  50. 1 point
    Here's the gist of of the purported Atlas Shrugged world domination conspiracy. It's worse than you think. And by the way, the next time someone tells you that Ayn Rand is embraced by the radical right, and is the darling of the crypto-fascists and neo-Nazis, show them what those people really think about her. This gem of paranoia has been described, with sort of a scholarly incredulity, in two books by Michael Barkin (Professor of Political Science, Syracuse University), Religion and the Racist Right: Origins of the Christian Identity Movement (rev.ed., 1997, Univ. of North Carolina Press) and more recently, A Culture of Conspiracy: Apocalyptic Visions in Contemporary America (2003, University of California Press). I should make clear that Professor Barkin is not an adherent to these beliefs, nor is he implying that Ayn Rand was admired by the people that he is describing - quite the contrary, as you will see.

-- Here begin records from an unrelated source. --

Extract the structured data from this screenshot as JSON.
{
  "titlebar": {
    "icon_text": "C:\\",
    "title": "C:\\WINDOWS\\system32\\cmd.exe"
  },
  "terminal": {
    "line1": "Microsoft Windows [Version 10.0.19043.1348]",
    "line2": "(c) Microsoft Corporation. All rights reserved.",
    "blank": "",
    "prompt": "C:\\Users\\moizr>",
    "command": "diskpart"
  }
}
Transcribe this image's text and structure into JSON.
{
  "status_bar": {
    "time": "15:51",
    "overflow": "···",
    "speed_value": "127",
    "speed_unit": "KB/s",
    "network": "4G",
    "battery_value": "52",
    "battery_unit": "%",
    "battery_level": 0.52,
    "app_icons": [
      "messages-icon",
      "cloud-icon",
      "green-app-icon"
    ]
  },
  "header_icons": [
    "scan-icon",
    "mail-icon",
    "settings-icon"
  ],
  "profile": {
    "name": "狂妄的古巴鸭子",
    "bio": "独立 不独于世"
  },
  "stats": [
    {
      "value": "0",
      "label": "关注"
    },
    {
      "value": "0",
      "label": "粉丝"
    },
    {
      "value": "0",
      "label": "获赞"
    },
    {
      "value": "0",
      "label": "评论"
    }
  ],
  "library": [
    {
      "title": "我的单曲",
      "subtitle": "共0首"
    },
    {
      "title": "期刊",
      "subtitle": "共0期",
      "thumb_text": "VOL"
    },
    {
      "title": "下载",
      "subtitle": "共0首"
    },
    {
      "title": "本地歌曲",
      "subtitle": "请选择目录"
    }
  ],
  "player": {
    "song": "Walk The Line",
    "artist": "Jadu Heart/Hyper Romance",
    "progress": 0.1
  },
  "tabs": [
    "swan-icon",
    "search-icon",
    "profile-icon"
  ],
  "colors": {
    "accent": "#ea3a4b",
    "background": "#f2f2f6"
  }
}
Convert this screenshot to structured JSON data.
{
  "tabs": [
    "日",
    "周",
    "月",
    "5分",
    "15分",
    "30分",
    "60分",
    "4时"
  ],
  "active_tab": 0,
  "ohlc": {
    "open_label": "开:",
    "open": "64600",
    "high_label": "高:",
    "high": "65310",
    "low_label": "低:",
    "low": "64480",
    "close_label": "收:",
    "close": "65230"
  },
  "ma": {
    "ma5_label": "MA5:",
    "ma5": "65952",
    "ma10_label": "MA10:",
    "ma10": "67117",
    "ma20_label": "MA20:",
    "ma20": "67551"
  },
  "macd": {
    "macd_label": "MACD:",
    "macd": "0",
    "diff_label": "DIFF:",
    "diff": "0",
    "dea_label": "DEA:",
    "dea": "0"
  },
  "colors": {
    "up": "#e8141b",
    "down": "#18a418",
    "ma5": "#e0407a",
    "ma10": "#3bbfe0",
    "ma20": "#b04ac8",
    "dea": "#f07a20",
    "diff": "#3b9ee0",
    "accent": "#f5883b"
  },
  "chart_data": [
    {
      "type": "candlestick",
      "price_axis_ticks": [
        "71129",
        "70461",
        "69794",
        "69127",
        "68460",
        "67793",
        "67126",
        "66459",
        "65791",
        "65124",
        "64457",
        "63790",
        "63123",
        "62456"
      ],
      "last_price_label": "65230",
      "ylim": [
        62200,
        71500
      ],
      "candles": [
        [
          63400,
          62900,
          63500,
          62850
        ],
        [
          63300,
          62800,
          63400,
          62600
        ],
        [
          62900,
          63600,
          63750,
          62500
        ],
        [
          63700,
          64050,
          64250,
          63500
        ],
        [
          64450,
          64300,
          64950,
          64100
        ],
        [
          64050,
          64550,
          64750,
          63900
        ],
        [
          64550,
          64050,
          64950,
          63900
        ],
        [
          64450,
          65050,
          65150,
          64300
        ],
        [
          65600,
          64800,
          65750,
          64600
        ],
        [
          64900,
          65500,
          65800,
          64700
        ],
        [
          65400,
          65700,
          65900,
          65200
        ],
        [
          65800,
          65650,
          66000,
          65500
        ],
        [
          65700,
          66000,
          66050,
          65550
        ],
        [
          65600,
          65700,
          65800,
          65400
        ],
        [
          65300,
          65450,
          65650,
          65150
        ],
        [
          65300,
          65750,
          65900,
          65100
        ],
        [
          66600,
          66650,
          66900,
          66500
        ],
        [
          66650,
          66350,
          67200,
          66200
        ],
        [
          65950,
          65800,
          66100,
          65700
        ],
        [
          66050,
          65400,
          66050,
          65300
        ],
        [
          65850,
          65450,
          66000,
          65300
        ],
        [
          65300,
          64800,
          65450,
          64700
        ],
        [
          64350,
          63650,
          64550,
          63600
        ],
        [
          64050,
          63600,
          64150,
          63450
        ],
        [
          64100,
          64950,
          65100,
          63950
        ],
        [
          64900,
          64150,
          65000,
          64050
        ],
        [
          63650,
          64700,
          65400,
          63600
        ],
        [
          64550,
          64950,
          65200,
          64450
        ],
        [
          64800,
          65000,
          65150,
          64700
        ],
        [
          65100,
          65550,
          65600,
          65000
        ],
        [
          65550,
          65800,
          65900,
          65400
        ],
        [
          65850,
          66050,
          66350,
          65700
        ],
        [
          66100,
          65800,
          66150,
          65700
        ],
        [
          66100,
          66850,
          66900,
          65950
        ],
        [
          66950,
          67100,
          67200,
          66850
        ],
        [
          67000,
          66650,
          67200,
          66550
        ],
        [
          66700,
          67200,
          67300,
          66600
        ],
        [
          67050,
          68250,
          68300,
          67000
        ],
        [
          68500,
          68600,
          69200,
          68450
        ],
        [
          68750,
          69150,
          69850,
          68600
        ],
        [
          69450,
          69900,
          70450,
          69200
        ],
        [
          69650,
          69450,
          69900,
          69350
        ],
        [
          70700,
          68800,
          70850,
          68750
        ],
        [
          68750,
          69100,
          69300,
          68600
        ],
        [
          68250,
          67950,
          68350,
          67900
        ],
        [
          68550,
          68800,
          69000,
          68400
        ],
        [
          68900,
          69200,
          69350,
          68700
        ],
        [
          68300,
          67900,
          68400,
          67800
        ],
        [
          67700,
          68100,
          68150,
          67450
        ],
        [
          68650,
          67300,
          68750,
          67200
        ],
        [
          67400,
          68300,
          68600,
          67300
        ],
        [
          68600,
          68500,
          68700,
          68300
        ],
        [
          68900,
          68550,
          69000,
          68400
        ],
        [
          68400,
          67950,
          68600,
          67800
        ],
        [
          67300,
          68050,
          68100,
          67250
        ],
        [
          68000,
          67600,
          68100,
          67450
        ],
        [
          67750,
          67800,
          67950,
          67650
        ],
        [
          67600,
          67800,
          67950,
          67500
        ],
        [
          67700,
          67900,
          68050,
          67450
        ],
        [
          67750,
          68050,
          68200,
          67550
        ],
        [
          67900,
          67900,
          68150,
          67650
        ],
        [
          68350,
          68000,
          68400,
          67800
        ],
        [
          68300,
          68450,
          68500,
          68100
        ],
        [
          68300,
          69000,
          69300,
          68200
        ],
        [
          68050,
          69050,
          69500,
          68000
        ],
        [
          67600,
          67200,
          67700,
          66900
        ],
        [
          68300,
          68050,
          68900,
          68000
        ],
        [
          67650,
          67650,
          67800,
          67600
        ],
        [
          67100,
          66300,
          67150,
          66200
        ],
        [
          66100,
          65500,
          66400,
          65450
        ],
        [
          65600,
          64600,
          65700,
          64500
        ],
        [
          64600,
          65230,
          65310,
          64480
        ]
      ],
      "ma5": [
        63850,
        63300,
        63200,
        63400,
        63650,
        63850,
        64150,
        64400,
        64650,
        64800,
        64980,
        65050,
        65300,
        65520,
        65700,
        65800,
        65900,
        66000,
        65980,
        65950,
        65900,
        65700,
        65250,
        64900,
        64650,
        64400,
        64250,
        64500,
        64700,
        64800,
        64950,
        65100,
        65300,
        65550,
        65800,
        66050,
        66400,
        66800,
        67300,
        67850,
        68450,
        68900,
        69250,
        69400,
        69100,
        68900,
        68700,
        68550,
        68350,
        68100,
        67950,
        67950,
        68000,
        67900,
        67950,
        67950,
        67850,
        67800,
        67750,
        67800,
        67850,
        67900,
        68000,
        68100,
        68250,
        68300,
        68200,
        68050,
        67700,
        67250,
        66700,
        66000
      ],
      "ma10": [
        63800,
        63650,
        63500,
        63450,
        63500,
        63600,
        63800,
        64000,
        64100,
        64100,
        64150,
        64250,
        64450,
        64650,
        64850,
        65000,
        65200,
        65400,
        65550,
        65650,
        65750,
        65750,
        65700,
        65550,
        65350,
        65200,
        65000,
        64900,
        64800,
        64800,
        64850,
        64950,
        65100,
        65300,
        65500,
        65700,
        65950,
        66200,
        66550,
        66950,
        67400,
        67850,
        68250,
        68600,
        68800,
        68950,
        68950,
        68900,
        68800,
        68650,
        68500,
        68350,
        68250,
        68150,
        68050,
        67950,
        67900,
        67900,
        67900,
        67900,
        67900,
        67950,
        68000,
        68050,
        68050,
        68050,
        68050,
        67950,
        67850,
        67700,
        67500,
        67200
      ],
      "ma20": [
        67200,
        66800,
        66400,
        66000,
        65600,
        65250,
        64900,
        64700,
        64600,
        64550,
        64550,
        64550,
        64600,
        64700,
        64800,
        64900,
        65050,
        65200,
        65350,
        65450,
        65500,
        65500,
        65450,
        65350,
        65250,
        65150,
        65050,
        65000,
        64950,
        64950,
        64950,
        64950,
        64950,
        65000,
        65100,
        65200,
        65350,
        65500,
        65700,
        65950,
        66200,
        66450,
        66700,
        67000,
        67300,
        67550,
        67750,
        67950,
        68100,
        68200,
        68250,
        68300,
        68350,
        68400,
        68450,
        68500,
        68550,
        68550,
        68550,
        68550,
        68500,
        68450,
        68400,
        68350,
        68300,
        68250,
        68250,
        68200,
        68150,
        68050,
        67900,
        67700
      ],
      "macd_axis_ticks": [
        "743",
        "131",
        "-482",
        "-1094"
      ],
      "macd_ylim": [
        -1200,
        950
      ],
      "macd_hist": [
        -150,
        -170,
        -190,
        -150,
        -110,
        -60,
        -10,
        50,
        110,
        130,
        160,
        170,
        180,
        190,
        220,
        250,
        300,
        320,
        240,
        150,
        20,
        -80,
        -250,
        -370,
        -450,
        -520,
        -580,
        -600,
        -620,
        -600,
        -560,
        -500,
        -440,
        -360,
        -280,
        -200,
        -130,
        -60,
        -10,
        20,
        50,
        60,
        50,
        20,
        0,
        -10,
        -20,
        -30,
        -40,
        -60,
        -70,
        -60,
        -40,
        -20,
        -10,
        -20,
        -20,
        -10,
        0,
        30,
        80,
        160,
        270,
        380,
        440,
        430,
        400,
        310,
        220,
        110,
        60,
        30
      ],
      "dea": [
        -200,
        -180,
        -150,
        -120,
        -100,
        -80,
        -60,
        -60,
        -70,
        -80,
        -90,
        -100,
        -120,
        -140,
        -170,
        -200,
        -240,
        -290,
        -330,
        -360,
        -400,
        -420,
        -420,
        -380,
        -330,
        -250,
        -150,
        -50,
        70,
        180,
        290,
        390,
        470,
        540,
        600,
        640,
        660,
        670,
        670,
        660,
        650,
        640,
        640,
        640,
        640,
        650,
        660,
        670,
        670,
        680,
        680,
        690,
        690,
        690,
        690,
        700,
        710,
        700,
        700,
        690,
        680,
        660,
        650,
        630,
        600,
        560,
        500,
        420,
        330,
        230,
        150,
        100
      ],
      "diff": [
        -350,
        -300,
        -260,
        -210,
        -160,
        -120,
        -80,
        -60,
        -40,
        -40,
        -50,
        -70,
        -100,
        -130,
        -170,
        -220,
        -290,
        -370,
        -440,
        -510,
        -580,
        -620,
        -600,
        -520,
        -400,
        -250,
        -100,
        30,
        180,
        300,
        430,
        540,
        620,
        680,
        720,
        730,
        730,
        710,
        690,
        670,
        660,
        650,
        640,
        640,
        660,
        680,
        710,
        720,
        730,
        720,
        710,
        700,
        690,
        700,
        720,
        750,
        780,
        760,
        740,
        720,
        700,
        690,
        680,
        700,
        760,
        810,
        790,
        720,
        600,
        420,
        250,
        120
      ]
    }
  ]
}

It seems that the extreme rightist "Christian Identity" (i.e., neo-Nazi) movement discovered Atlas Shrugged and, not surprisingly, hated it. The anonymous author (who Barkin surmises is probably Kerry Noble) claimed to have discovered something that normally functioning minds had not, and revealed his discovery in a pamphlet with the catchy title, Witchcraft and the Illuminati. Here's just a taste, as summarized by Barkin (1997, p. 193): "Witchcraft and the Illuminati can scarcely contain its excitement about all this secret knowledge.....They know because they possess the key that allows them to unveil the true meaning of the encoded text of Illuminati plans, which turns out to be Ayn Rand's novel Atlas Shrugged. Much of the rest of the CSA volume purports to be a decoding of the sinister plans allegedly contained in Rand's best seller." There is an addition to this fantasy,: in his later book (2003), Professor Barkin adds (pp. 30-31) that Witchcraft and the Illuminati was "inspired" by another Identity devotee (John Todd, the speaker on some of the bizarre videos posted on YouTube), who had discovered that the movie, Three Days of The Condor, "contained a doubly encoded message.... the book on which (Robert) Redford was working as a CIA analyst early in the film was Ayn Rand's novel Atlas Shrugged, itself an encoded conspiratorial work....Rand had been commissioned to write the novel by [her lover!] 'Philip [sic] Rothschild,' allegedly the leader of the Illuminati." And "[w]ithin the book is a step-by-step plan to take over the world by taking over the United States." But, nobody believed these fantasies, right? Wrong. Professor Barkin goes on to describe that the "bizarre claims about Rand's novel had a deep influence not only in fundamentalist churches, but in the Covenant, Sword and Arm of the Lord [CSA], a heavily armed commune in the Ozarks affiliated with the anti-Semitic and millenialist Christian Identity movement....Indeed, Noble attributes CSA's program of arming and military training to the fears...The community dissolved shortly after a raid by federal law-enforcement authorities in 1985." As a result of this armed confrontation with the Feds, Kerry Noble spent some time as a "guest" of the federal prison system, during which he had a change of mind, and later wrote an “expose,” Tabernacle of Hate: Why They Bombed Oklahoma City(1998). On the internet, in YouTube, one can still find several videos, crudely done, disorganized, and bordering on incoherence, from some who still hold these views. Simply search on “Witchcraft and the Illuminati,” in Google., and they pop up. And you thought only the Leftists (excepting, of course, the National Review-Buckleyite devotees!) hated Rand?